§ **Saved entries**
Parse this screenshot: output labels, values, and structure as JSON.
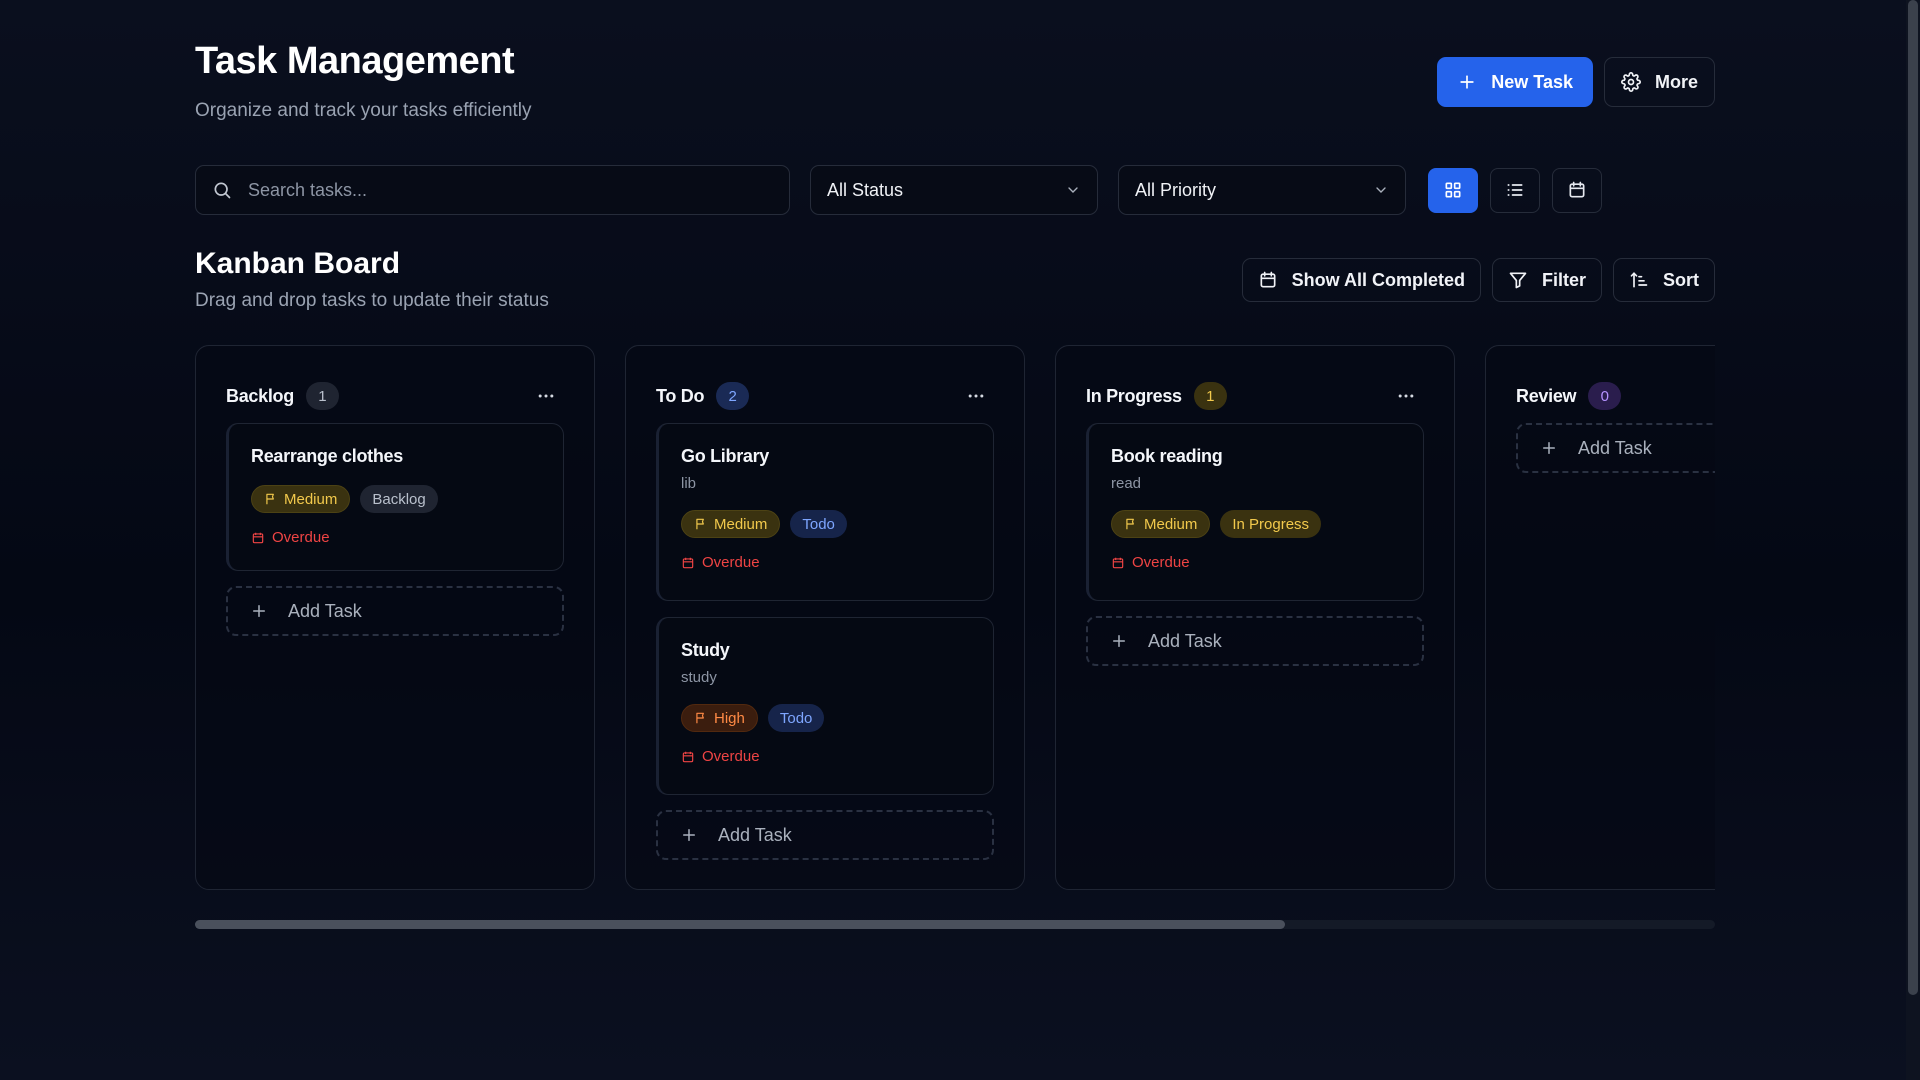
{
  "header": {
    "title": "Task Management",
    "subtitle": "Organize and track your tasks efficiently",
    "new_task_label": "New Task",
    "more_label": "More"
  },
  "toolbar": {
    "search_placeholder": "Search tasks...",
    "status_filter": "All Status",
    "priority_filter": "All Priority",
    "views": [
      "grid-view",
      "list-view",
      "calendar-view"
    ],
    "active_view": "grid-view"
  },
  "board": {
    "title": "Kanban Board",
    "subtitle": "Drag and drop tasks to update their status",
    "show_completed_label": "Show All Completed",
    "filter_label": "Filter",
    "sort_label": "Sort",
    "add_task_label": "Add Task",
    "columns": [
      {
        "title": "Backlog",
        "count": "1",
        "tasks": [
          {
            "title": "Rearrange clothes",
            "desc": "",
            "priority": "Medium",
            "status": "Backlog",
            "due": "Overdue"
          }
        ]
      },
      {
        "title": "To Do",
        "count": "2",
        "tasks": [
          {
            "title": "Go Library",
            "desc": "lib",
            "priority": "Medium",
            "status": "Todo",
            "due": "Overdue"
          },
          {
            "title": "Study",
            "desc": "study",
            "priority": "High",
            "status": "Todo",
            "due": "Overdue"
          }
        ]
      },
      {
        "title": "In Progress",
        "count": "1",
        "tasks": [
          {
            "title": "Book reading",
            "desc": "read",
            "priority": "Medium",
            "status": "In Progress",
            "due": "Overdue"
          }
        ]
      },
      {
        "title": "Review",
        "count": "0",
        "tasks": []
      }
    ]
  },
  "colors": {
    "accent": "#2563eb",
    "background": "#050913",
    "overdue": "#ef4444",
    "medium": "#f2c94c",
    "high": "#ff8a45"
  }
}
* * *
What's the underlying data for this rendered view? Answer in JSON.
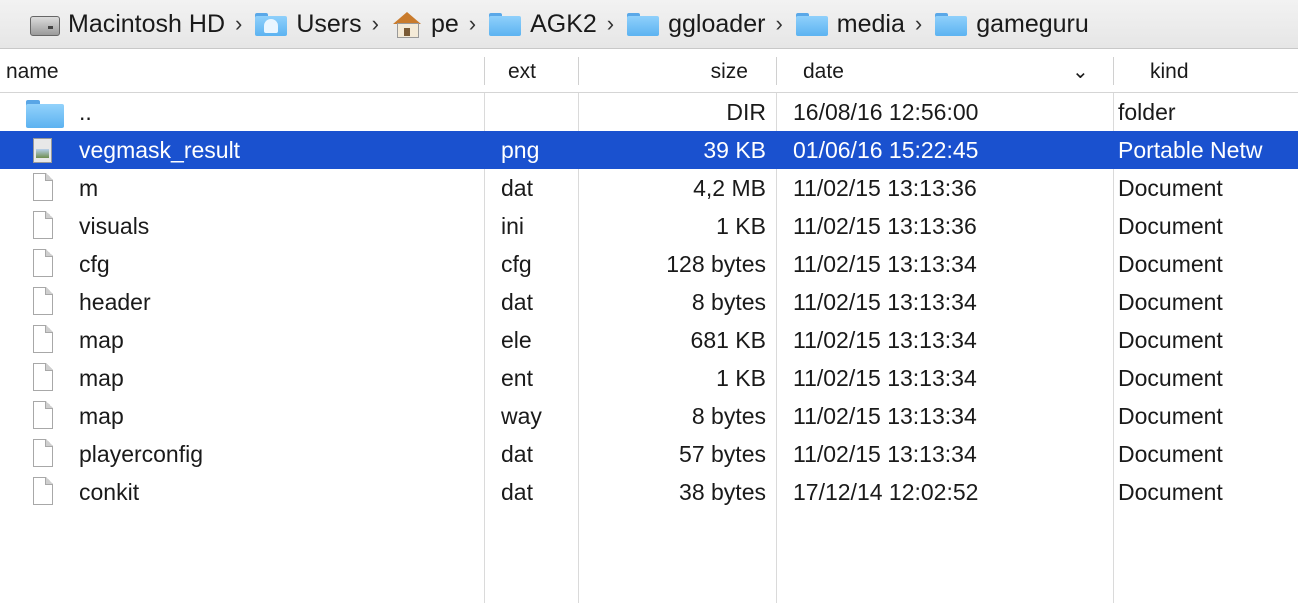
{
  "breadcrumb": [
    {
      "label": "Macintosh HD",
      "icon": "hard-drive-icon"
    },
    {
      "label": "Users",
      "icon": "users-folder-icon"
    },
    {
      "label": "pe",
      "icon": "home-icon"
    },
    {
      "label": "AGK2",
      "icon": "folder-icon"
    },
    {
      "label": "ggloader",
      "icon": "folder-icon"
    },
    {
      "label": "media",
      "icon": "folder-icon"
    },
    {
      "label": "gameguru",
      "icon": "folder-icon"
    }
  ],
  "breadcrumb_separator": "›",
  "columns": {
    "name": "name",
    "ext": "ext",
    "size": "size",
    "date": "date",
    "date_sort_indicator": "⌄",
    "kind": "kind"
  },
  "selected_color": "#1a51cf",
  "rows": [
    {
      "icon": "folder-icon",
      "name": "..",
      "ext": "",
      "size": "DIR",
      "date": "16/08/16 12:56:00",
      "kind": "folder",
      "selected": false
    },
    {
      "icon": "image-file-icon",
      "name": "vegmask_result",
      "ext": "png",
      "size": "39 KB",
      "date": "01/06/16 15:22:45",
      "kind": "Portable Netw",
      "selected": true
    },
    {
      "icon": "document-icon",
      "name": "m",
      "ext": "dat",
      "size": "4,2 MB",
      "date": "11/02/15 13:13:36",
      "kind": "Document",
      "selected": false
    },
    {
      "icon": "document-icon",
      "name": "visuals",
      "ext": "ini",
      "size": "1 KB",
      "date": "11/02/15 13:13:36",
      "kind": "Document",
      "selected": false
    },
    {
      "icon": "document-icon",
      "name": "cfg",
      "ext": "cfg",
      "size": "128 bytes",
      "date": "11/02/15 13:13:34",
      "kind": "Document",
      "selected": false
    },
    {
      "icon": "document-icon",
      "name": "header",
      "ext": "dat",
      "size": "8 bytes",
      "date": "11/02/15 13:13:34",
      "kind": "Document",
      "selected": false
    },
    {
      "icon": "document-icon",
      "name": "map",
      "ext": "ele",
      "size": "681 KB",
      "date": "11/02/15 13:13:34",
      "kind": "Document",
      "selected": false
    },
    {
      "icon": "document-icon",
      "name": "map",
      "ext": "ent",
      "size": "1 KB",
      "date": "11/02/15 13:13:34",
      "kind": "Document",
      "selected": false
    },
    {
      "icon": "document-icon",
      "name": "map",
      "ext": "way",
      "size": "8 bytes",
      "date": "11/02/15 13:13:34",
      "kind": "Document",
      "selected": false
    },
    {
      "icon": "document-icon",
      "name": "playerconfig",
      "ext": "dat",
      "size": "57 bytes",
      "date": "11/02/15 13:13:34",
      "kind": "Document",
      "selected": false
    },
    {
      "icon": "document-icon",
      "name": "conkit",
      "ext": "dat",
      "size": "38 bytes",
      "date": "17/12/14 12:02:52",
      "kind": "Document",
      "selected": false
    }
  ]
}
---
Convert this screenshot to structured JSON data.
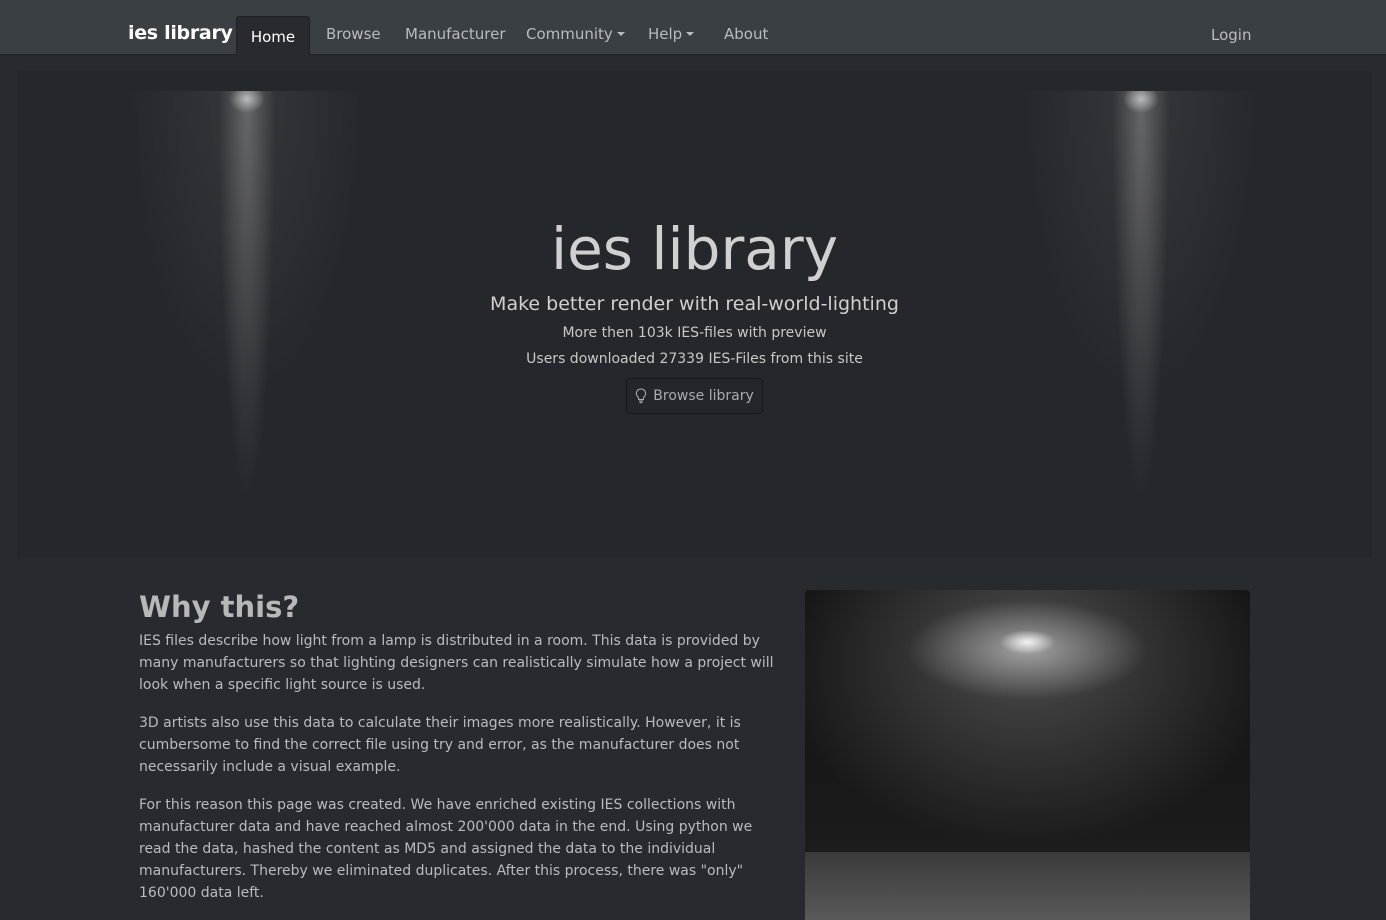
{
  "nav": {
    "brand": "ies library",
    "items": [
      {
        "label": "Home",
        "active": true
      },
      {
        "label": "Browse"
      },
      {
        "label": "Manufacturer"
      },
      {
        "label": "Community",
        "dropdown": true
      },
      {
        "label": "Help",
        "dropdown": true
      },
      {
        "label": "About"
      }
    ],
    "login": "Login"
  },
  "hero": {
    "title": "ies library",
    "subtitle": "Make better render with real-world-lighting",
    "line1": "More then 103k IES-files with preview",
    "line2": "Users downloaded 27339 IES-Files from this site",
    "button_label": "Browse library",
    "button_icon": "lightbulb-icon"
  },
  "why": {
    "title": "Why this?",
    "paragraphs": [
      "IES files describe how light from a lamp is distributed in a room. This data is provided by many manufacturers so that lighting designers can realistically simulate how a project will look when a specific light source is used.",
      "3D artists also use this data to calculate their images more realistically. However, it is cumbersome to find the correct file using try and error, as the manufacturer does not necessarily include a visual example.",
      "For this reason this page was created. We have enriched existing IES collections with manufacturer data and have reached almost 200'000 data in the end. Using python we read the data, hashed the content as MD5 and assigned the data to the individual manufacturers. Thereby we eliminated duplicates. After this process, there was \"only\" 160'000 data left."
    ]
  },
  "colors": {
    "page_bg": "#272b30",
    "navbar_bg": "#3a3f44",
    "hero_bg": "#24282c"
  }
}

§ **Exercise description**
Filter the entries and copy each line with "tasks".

§ **Reply to the exercise**
    "subtitle": "Organize and track your tasks efficiently",
    "search_placeholder": "Search tasks...",
    "subtitle": "Drag and drop tasks to update their status",
        "tasks": [
        "tasks": [
        "tasks": [
        "tasks": []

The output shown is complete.